Beck Center English Dept. University Libraries Emory University
Emory Women Writers Resource Project Collections:
Emory Women Writers Resource Project

The Gentlewoman's Companion: or, A Guide to the Female Sex, an electronic edition

by Hannah Woolley [Woolley, Hannah, fl. 1670]

date: 1675
source publisher: Printed by A. Maxwell for Edward Thomas
collection: Early Modern through the 18th Century

Table of Contents

<< Letter Section >>

Display page layout

From the above-nam'd M.G. to the said S.L. acknowledging her and her School-fellows sorrow for her absence, giving an account of the accustomed care of her Governess.

| | 234 Dear Friend,
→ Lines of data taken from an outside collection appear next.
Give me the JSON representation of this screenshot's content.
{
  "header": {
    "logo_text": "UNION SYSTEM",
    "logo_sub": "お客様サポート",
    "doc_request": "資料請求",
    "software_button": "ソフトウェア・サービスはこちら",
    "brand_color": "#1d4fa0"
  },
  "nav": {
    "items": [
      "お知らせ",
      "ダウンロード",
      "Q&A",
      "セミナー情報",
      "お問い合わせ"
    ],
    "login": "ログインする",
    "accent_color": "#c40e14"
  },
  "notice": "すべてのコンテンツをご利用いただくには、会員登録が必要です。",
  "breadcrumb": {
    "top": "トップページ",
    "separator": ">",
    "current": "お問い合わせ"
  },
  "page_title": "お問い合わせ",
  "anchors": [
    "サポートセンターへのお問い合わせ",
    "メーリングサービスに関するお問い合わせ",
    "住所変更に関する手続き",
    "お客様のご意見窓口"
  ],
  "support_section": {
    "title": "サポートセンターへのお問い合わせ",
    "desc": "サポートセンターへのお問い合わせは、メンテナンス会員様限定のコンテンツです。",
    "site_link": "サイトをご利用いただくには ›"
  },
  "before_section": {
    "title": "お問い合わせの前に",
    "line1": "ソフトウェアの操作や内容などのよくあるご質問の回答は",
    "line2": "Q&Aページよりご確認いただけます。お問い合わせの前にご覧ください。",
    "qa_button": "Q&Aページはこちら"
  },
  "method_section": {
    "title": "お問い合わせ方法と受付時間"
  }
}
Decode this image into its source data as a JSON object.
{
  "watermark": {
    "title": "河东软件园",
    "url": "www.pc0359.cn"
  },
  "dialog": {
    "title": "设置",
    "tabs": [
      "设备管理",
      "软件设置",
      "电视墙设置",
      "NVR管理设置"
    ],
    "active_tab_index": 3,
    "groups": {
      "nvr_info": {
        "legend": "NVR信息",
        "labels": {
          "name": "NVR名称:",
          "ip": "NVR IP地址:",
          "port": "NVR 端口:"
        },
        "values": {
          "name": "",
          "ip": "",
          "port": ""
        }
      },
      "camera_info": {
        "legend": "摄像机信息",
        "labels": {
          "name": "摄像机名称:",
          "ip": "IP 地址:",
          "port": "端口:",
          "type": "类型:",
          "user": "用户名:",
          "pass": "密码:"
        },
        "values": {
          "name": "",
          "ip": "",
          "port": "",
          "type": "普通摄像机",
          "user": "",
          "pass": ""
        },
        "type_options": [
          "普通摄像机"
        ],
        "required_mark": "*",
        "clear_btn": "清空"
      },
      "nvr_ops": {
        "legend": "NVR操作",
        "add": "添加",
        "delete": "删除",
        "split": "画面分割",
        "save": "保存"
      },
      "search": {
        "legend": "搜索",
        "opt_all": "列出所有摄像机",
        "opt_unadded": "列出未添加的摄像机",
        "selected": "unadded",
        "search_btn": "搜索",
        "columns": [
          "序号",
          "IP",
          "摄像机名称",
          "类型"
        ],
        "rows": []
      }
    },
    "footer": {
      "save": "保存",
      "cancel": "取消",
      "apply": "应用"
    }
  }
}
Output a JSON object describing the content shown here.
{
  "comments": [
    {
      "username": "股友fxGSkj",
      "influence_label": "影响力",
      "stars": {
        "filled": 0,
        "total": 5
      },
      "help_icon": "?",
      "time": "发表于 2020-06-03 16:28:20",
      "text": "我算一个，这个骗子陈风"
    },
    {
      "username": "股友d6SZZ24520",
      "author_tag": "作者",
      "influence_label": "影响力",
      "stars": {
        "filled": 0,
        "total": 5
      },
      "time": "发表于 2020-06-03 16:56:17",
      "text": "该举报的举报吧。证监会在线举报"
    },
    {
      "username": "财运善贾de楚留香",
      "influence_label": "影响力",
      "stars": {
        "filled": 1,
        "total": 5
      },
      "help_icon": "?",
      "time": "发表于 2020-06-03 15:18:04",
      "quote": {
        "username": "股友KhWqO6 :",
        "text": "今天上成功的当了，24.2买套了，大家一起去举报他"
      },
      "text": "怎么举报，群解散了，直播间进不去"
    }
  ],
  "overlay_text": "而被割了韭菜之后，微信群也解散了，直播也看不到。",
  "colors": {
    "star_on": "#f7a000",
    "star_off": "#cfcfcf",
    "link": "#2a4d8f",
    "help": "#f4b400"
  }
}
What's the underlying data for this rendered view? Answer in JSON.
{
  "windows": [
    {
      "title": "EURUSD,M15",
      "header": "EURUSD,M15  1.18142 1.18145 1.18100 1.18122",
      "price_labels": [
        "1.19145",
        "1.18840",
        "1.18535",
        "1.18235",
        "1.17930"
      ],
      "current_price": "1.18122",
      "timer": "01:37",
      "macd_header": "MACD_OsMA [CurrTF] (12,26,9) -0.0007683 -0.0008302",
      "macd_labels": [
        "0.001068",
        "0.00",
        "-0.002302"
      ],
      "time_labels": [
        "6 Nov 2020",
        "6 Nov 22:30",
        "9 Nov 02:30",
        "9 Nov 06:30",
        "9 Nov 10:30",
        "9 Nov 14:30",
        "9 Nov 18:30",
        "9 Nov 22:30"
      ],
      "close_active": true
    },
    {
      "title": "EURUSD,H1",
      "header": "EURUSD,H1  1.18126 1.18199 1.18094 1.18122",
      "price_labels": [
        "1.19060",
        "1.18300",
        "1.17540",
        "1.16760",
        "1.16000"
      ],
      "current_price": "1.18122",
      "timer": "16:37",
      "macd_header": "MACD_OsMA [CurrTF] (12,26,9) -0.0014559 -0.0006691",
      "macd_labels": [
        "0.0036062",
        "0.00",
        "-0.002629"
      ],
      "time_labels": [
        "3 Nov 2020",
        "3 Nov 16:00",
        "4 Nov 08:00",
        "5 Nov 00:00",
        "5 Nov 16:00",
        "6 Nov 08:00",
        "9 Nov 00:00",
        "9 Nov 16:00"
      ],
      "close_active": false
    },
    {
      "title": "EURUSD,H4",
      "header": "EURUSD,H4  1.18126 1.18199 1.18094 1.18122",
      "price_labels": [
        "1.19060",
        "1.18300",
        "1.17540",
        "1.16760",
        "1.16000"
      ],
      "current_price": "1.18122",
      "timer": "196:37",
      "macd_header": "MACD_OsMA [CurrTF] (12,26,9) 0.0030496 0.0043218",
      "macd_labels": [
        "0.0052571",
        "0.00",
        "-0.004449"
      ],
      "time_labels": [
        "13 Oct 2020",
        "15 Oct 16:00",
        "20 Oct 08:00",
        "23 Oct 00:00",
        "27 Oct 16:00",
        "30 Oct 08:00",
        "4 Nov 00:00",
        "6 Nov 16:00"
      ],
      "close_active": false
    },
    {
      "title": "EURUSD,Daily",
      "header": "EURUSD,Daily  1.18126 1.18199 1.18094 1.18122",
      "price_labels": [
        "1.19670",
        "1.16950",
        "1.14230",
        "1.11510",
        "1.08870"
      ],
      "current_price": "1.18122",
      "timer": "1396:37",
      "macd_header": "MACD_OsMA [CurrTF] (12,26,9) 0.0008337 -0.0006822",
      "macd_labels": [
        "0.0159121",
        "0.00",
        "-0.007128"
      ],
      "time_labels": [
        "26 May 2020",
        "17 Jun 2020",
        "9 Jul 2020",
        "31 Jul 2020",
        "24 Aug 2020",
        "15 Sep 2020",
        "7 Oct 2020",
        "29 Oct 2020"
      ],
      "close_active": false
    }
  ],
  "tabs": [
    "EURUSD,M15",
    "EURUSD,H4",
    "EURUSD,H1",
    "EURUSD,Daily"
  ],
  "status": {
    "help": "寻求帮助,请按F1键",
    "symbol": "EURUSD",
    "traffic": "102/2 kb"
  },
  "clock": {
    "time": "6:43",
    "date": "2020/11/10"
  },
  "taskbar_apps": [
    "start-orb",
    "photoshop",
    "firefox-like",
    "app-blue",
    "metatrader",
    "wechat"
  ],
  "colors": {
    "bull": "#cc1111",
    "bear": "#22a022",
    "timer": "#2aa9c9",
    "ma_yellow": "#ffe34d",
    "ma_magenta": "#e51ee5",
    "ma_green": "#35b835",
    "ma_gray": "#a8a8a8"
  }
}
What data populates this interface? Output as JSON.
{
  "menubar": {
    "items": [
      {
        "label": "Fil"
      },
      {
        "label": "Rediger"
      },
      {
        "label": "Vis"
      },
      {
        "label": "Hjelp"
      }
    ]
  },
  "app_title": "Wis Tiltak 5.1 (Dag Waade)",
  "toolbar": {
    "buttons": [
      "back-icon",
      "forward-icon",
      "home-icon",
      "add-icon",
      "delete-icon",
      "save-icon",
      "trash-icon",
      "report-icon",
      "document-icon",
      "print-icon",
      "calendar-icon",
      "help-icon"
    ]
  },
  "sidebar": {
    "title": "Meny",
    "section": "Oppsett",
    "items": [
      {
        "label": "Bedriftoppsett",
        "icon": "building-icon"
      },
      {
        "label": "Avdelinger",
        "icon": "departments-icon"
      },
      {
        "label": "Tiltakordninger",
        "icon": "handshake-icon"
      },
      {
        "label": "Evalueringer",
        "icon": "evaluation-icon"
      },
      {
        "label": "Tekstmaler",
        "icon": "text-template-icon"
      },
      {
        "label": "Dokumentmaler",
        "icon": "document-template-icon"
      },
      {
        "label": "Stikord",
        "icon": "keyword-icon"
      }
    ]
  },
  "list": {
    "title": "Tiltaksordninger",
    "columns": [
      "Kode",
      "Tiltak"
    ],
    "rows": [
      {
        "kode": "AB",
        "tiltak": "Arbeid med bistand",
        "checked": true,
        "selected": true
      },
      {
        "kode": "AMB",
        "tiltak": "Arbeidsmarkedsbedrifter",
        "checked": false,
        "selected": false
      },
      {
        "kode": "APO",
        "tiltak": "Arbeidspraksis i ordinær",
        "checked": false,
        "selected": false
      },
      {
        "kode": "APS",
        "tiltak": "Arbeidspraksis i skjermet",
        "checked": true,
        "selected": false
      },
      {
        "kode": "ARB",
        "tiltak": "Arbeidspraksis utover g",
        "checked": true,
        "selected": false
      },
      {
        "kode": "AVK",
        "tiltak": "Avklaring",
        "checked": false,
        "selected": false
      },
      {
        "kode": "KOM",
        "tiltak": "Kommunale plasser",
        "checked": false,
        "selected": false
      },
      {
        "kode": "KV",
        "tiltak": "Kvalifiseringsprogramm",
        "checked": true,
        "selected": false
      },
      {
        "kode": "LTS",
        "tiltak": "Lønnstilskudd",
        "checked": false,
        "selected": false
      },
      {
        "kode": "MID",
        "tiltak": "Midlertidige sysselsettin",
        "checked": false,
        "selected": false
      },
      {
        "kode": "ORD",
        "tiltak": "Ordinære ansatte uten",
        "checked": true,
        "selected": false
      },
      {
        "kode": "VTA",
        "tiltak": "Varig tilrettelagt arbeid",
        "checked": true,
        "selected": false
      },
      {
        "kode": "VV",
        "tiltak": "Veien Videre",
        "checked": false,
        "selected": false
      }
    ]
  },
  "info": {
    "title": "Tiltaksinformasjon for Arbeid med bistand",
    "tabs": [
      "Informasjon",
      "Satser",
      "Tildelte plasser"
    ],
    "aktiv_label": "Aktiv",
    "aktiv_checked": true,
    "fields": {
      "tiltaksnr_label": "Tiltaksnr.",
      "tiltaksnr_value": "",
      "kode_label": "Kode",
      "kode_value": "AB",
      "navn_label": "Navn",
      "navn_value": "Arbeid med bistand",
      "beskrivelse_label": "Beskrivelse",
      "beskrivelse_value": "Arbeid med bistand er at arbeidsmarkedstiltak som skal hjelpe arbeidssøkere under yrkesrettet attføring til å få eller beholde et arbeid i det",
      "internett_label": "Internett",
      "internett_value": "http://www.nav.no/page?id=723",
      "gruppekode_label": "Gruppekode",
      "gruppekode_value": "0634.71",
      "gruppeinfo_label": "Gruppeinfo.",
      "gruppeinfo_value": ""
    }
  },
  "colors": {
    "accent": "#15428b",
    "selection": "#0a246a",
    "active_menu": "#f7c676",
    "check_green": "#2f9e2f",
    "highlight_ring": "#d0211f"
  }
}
WE remain in the state and condition you left us, there being no access as yet, of any more numbers, but only of your griefs for your absence, which increase, as our desires do increase or our daily discourses of you. We under stood not our happiness till your departure from us, being now made sensible of the good we enjoyed, by being deprived thereof. Our Governess is as active and watchful as ever, down with the Sun and up with the Lark, and then doth her messenger summon us to desert our beds, if she perceives any unwilling, she subtilly tempers the unpleasantness of her early importunity; she perswades them thereunto, by alledging, what benefit thereby will accrew to their healths; nor is her accustomed care to be discommended, since therein she aims not only at the benefit of our Bodies, but the eternal welfare of our Souls in the performance of our duties to God and our Parents. She continues her former jealousie, not suffering a Letter to come into the house wihtout her knowledg thereof; and herein her prudence is highly to be commended, for by her strict examination of these Paper-messengers, she shuts the doors against a great many which might be the Bawds which might betray | | 235 the Obedience of some, and the Chastity of others. Neither are there any Answers returned to any Letters but what she is privy to; by which means, there is nothing we write we need be ashamed of, were it legibly written on our Foreheads as well as Papers. I question not but you have heard your old Bed-fellow Mrs. F.G. hath lately entertained a new one, being married to a Gentleman, as deserving in excellency of parts as nobility of birth; I long to hear of the like in you whose good fortunes shall always be attended with the greatest acclamations of joy which can proceed from

Your most affectionate Friend, M.G.